By Jack Kinter

Fire chief Tom Fields got hammered with 21 calls in 24 hours.
On Sunday night, there were calls of two possible structure fires, automobile accidents, several people slipping on the ice, fire alarm and water flow activations from cold weather, chimney fires, and “a ton” of calls about downed power lines or power lines starting fires in trees.
In one incident, Fields said crews were forced to evacuate 220 children after wind blew smoke, debris and possibly fire into the air intake in one Blaine classroom.


“Each time we get a call we’re notifying the Whatcom County Department of Emergency Management Services (DEM), as well as the sheriff’s office to get a plow out there in front of us as some of the roads just aren’t open,” Fields said. “We got to the point where we were triaging the calls, not responding to everything.”
Fields said the biggest problem, however, is people not using good judgement with their vehicles, adding that one big drift left 12 to 13 cars off the road in four miles.


Fields said individuals can further prevent accidents by exercising caution when using alternate sources of heat.
“Any open flame, like a hibachi, a LP gas or kerosene heater, a barbecue, all of which we’ve seen being used, will generate carbon monoxide, which can kill you.”


Blaine police chief Mike Haslip said this week’s snowstorm has also helped turn the Highway 543 construction site into an inviting but potentially deadly playground.


The storm dumped as much as two feet of snow on Blaine earlier this week, closing local schools and causing Imco Construction to suspend work on the truck route renovation until conditions improve.
With no work going on and only a skeleton crew to shoo them off, children have invaded the place drawn by interesting but dangerous features like ponds and deep excavations, said traffic supervisor Dagmar DeVere.

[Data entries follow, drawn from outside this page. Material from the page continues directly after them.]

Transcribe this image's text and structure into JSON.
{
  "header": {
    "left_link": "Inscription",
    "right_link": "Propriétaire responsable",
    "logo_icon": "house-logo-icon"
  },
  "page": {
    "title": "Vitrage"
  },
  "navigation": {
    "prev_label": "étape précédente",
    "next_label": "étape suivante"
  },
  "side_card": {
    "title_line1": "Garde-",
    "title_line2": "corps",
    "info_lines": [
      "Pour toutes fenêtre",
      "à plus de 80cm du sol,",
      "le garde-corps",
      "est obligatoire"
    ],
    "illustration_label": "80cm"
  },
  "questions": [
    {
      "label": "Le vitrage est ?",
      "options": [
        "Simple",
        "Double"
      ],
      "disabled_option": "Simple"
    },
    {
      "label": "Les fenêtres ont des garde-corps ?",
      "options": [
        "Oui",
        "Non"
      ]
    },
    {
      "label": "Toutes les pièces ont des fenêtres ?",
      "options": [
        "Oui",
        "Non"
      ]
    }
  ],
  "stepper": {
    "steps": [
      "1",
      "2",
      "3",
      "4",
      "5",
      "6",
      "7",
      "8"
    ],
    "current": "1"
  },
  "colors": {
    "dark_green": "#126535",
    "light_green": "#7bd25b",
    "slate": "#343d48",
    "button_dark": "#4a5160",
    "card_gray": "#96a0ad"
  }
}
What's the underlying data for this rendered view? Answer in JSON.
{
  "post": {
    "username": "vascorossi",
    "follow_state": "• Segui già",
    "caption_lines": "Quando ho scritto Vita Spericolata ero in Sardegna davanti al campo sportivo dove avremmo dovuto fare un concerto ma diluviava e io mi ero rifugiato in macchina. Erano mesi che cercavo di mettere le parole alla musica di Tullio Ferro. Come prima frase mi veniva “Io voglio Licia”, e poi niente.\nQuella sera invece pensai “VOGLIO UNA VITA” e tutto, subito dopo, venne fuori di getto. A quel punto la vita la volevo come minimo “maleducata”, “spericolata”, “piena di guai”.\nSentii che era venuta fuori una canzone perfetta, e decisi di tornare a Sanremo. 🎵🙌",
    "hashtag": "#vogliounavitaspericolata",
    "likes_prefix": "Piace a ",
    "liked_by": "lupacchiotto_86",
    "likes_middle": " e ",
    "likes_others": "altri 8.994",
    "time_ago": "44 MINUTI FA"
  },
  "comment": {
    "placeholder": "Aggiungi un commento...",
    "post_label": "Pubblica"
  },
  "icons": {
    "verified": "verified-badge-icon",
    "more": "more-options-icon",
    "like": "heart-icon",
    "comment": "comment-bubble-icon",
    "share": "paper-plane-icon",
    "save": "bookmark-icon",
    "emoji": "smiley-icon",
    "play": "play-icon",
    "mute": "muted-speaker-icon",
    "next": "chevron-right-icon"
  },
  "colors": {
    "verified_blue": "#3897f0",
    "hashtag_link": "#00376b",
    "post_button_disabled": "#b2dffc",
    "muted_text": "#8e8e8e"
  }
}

“We’re not just talking about the nuisance factor. These kids don’t realize that the construction area can be deadly,” she said. “There are many places that are unstable and could collapse, and the ice on the water retention ponds isn’t safe to be on either.”
The water is collected in the ponds until it’s trucked away, and comes from a combination of surface water run-off and groundwater from an unusually high water table in the area. DeVere said she’d chased more than 12 children away from the ponds on Tuesday.


“Aside from the damage they’re doing to the site by walking around on areas that have been engineered and designed for water, not human traffic, there’s a good possibility that one of them could disappear into one of these hazards and no one would know until they turned up missing,” she said.